Reproduce the following data exactly, minus any images.

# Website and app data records
•••••

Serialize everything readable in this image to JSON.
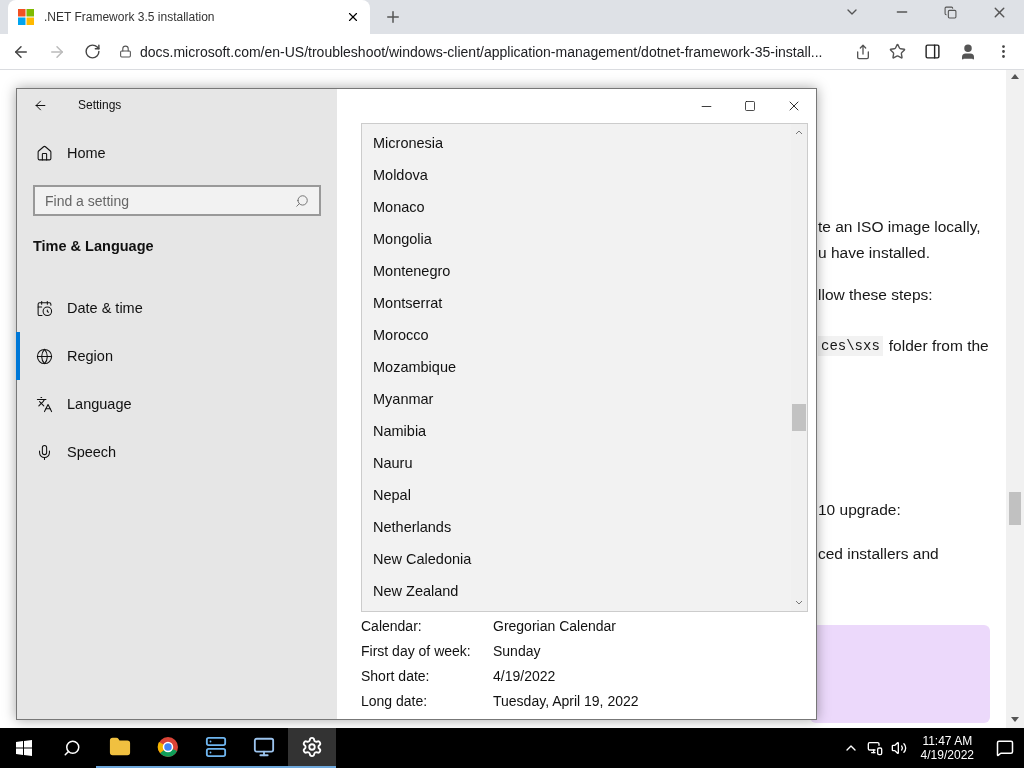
{
  "browser": {
    "tab_title": ".NET Framework 3.5 installation",
    "url": "docs.microsoft.com/en-US/troubleshoot/windows-client/application-management/dotnet-framework-35-install..."
  },
  "page": {
    "lines": [
      {
        "text": "te an ISO image locally,"
      },
      {
        "text": "u have installed."
      },
      {
        "text": "llow these steps:"
      },
      {
        "code": "ces\\sxs",
        "text": "folder from the"
      },
      {
        "text": "10 upgrade:"
      },
      {
        "text": "ced installers and"
      }
    ]
  },
  "settings": {
    "title": "Settings",
    "home": "Home",
    "search": {
      "placeholder": "Find a setting"
    },
    "section": "Time & Language",
    "nav": [
      {
        "kind": "calendar",
        "label": "Date & time",
        "selected": false
      },
      {
        "kind": "globe",
        "label": "Region",
        "selected": true
      },
      {
        "kind": "language",
        "label": "Language",
        "selected": false
      },
      {
        "kind": "microphone",
        "label": "Speech",
        "selected": false
      }
    ],
    "region_list": [
      "Micronesia",
      "Moldova",
      "Monaco",
      "Mongolia",
      "Montenegro",
      "Montserrat",
      "Morocco",
      "Mozambique",
      "Myanmar",
      "Namibia",
      "Nauru",
      "Nepal",
      "Netherlands",
      "New Caledonia",
      "New Zealand"
    ],
    "formats": [
      {
        "label": "Calendar:",
        "value": "Gregorian Calendar"
      },
      {
        "label": "First day of week:",
        "value": "Sunday"
      },
      {
        "label": "Short date:",
        "value": "4/19/2022"
      },
      {
        "label": "Long date:",
        "value": "Tuesday, April 19, 2022"
      }
    ]
  },
  "taskbar": {
    "apps": [
      {
        "kind": "folder",
        "selected": false
      },
      {
        "kind": "chrome",
        "selected": false
      },
      {
        "kind": "server",
        "selected": false
      },
      {
        "kind": "monitor",
        "selected": false
      },
      {
        "kind": "gear",
        "selected": true
      }
    ],
    "time": "11:47 AM",
    "date": "4/19/2022"
  }
}
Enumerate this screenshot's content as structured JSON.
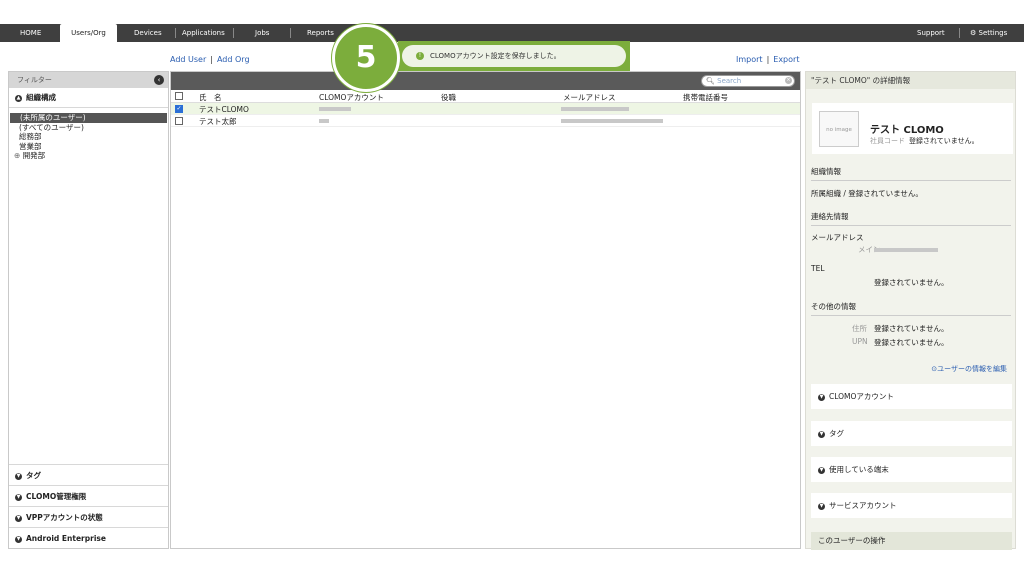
{
  "nav": {
    "home": "HOME",
    "users": "Users/Org",
    "devices": "Devices",
    "applications": "Applications",
    "jobs": "Jobs",
    "reports": "Reports",
    "support": "Support",
    "settings": "Settings"
  },
  "links": {
    "add_user": "Add User",
    "add_org": "Add Org",
    "import": "Import",
    "export": "Export"
  },
  "toast": {
    "step": "5",
    "message": "CLOMOアカウント設定を保存しました。"
  },
  "filter": {
    "title": "フィルター",
    "org_section": "組織構成",
    "orgs": [
      "(未所属のユーザー)",
      "(すべてのユーザー)",
      "総務部",
      "営業部",
      "開発部"
    ],
    "bottom_sections": [
      "タグ",
      "CLOMO管理権限",
      "VPPアカウントの状態",
      "Android Enterprise"
    ]
  },
  "table": {
    "search_placeholder": "Search",
    "columns": [
      "氏　名",
      "CLOMOアカウント",
      "役職",
      "メールアドレス",
      "携帯電話番号"
    ],
    "rows": [
      {
        "name": "テストCLOMO",
        "checked": true
      },
      {
        "name": "テスト太郎",
        "checked": false
      }
    ]
  },
  "detail": {
    "header": "\"テスト CLOMO\" の詳細情報",
    "no_image": "no image",
    "name": "テスト CLOMO",
    "code_label": "社員コード",
    "code_value": "登録されていません。",
    "org_section": "組織情報",
    "org_text": "所属組織 / 登録されていません。",
    "contact_section": "連絡先情報",
    "email_label": "メールアドレス",
    "email_sub": "メイン",
    "tel_label": "TEL",
    "tel_value": "登録されていません。",
    "other_section": "その他の情報",
    "address_label": "住所",
    "address_value": "登録されていません。",
    "upn_label": "UPN",
    "upn_value": "登録されていません。",
    "edit_link": "ユーザーの情報を編集",
    "accordions": [
      "CLOMOアカウント",
      "タグ",
      "使用している端末",
      "サービスアカウント"
    ],
    "operations": "このユーザーの操作"
  }
}
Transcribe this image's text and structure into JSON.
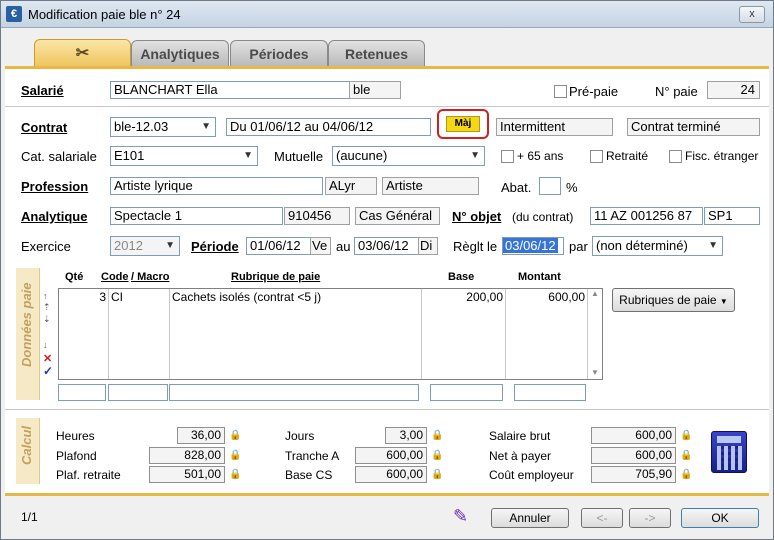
{
  "window": {
    "title": "Modification paie ble n° 24",
    "close_label": "x"
  },
  "tabs": [
    {
      "label": "",
      "icon": "tools-icon"
    },
    {
      "label": "Analytiques"
    },
    {
      "label": "Périodes"
    },
    {
      "label": "Retenues"
    }
  ],
  "salarie": {
    "label": "Salarié",
    "name": "BLANCHART Ella",
    "code": "ble",
    "prepaie_label": "Pré-paie",
    "npaie_label": "N° paie",
    "npaie": "24"
  },
  "contrat": {
    "label": "Contrat",
    "value": "ble-12.03",
    "dates": "Du 01/06/12 au 04/06/12",
    "maj_label": "Màj",
    "type": "Intermittent",
    "status": "Contrat terminé"
  },
  "cat": {
    "label": "Cat. salariale",
    "value": "E101",
    "mutuelle_label": "Mutuelle",
    "mutuelle": "(aucune)",
    "plus65_label": "+ 65 ans",
    "retraite_label": "Retraité",
    "fisc_label": "Fisc. étranger"
  },
  "profession": {
    "label": "Profession",
    "value": "Artiste lyrique",
    "code": "ALyr",
    "short": "Artiste",
    "abat_label": "Abat.",
    "abat": "",
    "pct": "%"
  },
  "analytique": {
    "label": "Analytique",
    "value": "Spectacle 1",
    "code": "910456",
    "cas": "Cas Général",
    "nobjet_label": "N° objet",
    "nobjet_sub": "(du contrat)",
    "nobjet": "11 AZ 001256 87",
    "nobjet2": "SP1"
  },
  "exercice": {
    "label": "Exercice",
    "value": "2012",
    "periode_label": "Période",
    "du": "01/06/12",
    "du_day": "Ve",
    "au_label": "au",
    "au": "03/06/12",
    "au_day": "Di",
    "reglt_label": "Règlt le",
    "reglt": "03/06/12",
    "par_label": "par",
    "par": "(non déterminé)"
  },
  "donnees": {
    "side_label": "Données paie",
    "headers": {
      "qte": "Qté",
      "code": "Code",
      "macro": "/ Macro",
      "rubrique": "Rubrique de paie",
      "base": "Base",
      "montant": "Montant"
    },
    "rows": [
      {
        "qte": "3",
        "code": "CI",
        "rubrique": "Cachets isolés (contrat <5 j)",
        "base": "200,00",
        "montant": "600,00"
      }
    ],
    "rubriques_button": "Rubriques de paie"
  },
  "calcul": {
    "side_label": "Calcul",
    "heures_label": "Heures",
    "heures": "36,00",
    "plafond_label": "Plafond",
    "plafond": "828,00",
    "plafr_label": "Plaf. retraite",
    "plafr": "501,00",
    "jours_label": "Jours",
    "jours": "3,00",
    "trancheA_label": "Tranche A",
    "trancheA": "600,00",
    "baseCS_label": "Base CS",
    "baseCS": "600,00",
    "brut_label": "Salaire brut",
    "brut": "600,00",
    "net_label": "Net à payer",
    "net": "600,00",
    "cout_label": "Coût employeur",
    "cout": "705,90"
  },
  "footer": {
    "page": "1/1",
    "annuler": "Annuler",
    "prev": "<-",
    "next": "->",
    "ok": "OK"
  }
}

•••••

# ANSWER SECTION
Serialize everything readable in this image to JSON.
{
  "browser": {
    "tab_title": ".NET Framework 3.5 installation",
    "url": "docs.microsoft.com/en-US/troubleshoot/windows-client/application-management/dotnet-framework-35-install..."
  },
  "page": {
    "lines": [
      {
        "text": "te an ISO image locally,"
      },
      {
        "text": "u have installed."
      },
      {
        "text": "llow these steps:"
      },
      {
        "code": "ces\\sxs",
        "text": "folder from the"
      },
      {
        "text": "10 upgrade:"
      },
      {
        "text": "ced installers and"
      }
    ]
  },
  "settings": {
    "title": "Settings",
    "home": "Home",
    "search": {
      "placeholder": "Find a setting"
    },
    "section": "Time & Language",
    "nav": [
      {
        "kind": "calendar",
        "label": "Date & time",
        "selected": false
      },
      {
        "kind": "globe",
        "label": "Region",
        "selected": true
      },
      {
        "kind": "language",
        "label": "Language",
        "selected": false
      },
      {
        "kind": "microphone",
        "label": "Speech",
        "selected": false
      }
    ],
    "region_list": [
      "Micronesia",
      "Moldova",
      "Monaco",
      "Mongolia",
      "Montenegro",
      "Montserrat",
      "Morocco",
      "Mozambique",
      "Myanmar",
      "Namibia",
      "Nauru",
      "Nepal",
      "Netherlands",
      "New Caledonia",
      "New Zealand"
    ],
    "formats": [
      {
        "label": "Calendar:",
        "value": "Gregorian Calendar"
      },
      {
        "label": "First day of week:",
        "value": "Sunday"
      },
      {
        "label": "Short date:",
        "value": "4/19/2022"
      },
      {
        "label": "Long date:",
        "value": "Tuesday, April 19, 2022"
      }
    ]
  },
  "taskbar": {
    "apps": [
      {
        "kind": "folder",
        "selected": false
      },
      {
        "kind": "chrome",
        "selected": false
      },
      {
        "kind": "server",
        "selected": false
      },
      {
        "kind": "monitor",
        "selected": false
      },
      {
        "kind": "gear",
        "selected": true
      }
    ],
    "time": "11:47 AM",
    "date": "4/19/2022"
  }
}
Enumerate this screenshot's content as structured JSON.
{
  "nav": {
    "home": "HOME",
    "users": "Users/Org",
    "devices": "Devices",
    "applications": "Applications",
    "jobs": "Jobs",
    "reports": "Reports",
    "support": "Support",
    "settings": "Settings"
  },
  "links": {
    "add_user": "Add User",
    "add_org": "Add Org",
    "import": "Import",
    "export": "Export"
  },
  "toast": {
    "step": "5",
    "message": "CLOMOアカウント設定を保存しました。"
  },
  "filter": {
    "title": "フィルター",
    "org_section": "組織構成",
    "orgs": [
      "(未所属のユーザー)",
      "(すべてのユーザー)",
      "総務部",
      "営業部",
      "開発部"
    ],
    "bottom_sections": [
      "タグ",
      "CLOMO管理権限",
      "VPPアカウントの状態",
      "Android Enterprise"
    ]
  },
  "table": {
    "search_placeholder": "Search",
    "columns": [
      "氏　名",
      "CLOMOアカウント",
      "役職",
      "メールアドレス",
      "携帯電話番号"
    ],
    "rows": [
      {
        "name": "テストCLOMO",
        "checked": true
      },
      {
        "name": "テスト太郎",
        "checked": false
      }
    ]
  },
  "detail": {
    "header": "\"テスト CLOMO\" の詳細情報",
    "no_image": "no image",
    "name": "テスト CLOMO",
    "code_label": "社員コード",
    "code_value": "登録されていません。",
    "org_section": "組織情報",
    "org_text": "所属組織 / 登録されていません。",
    "contact_section": "連絡先情報",
    "email_label": "メールアドレス",
    "email_sub": "メイン",
    "tel_label": "TEL",
    "tel_value": "登録されていません。",
    "other_section": "その他の情報",
    "address_label": "住所",
    "address_value": "登録されていません。",
    "upn_label": "UPN",
    "upn_value": "登録されていません。",
    "edit_link": "ユーザーの情報を編集",
    "accordions": [
      "CLOMOアカウント",
      "タグ",
      "使用している端末",
      "サービスアカウント"
    ],
    "operations": "このユーザーの操作"
  }
}
Transcribe this image's text and structure into JSON.
{
  "window": {
    "title": "Modification paie ble n° 24",
    "close_label": "x"
  },
  "tabs": [
    {
      "label": "",
      "icon": "tools-icon"
    },
    {
      "label": "Analytiques"
    },
    {
      "label": "Périodes"
    },
    {
      "label": "Retenues"
    }
  ],
  "salarie": {
    "label": "Salarié",
    "name": "BLANCHART Ella",
    "code": "ble",
    "prepaie_label": "Pré-paie",
    "npaie_label": "N° paie",
    "npaie": "24"
  },
  "contrat": {
    "label": "Contrat",
    "value": "ble-12.03",
    "dates": "Du 01/06/12 au 04/06/12",
    "maj_label": "Màj",
    "type": "Intermittent",
    "status": "Contrat terminé"
  },
  "cat": {
    "label": "Cat. salariale",
    "value": "E101",
    "mutuelle_label": "Mutuelle",
    "mutuelle": "(aucune)",
    "plus65_label": "+ 65 ans",
    "retraite_label": "Retraité",
    "fisc_label": "Fisc. étranger"
  },
  "profession": {
    "label": "Profession",
    "value": "Artiste lyrique",
    "code": "ALyr",
    "short": "Artiste",
    "abat_label": "Abat.",
    "abat": "",
    "pct": "%"
  },
  "analytique": {
    "label": "Analytique",
    "value": "Spectacle 1",
    "code": "910456",
    "cas": "Cas Général",
    "nobjet_label": "N° objet",
    "nobjet_sub": "(du contrat)",
    "nobjet": "11 AZ 001256 87",
    "nobjet2": "SP1"
  },
  "exercice": {
    "label": "Exercice",
    "value": "2012",
    "periode_label": "Période",
    "du": "01/06/12",
    "du_day": "Ve",
    "au_label": "au",
    "au": "03/06/12",
    "au_day": "Di",
    "reglt_label": "Règlt le",
    "reglt": "03/06/12",
    "par_label": "par",
    "par": "(non déterminé)"
  },
  "donnees": {
    "side_label": "Données paie",
    "headers": {
      "qte": "Qté",
      "code": "Code",
      "macro": "/ Macro",
      "rubrique": "Rubrique de paie",
      "base": "Base",
      "montant": "Montant"
    },
    "rows": [
      {
        "qte": "3",
        "code": "CI",
        "rubrique": "Cachets isolés (contrat <5 j)",
        "base": "200,00",
        "montant": "600,00"
      }
    ],
    "rubriques_button": "Rubriques de paie"
  },
  "calcul": {
    "side_label": "Calcul",
    "heures_label": "Heures",
    "heures": "36,00",
    "plafond_label": "Plafond",
    "plafond": "828,00",
    "plafr_label": "Plaf. retraite",
    "plafr": "501,00",
    "jours_label": "Jours",
    "jours": "3,00",
    "trancheA_label": "Tranche A",
    "trancheA": "600,00",
    "baseCS_label": "Base CS",
    "baseCS": "600,00",
    "brut_label": "Salaire brut",
    "brut": "600,00",
    "net_label": "Net à payer",
    "net": "600,00",
    "cout_label": "Coût employeur",
    "cout": "705,90"
  },
  "footer": {
    "page": "1/1",
    "annuler": "Annuler",
    "prev": "<-",
    "next": "->",
    "ok": "OK"
  }
}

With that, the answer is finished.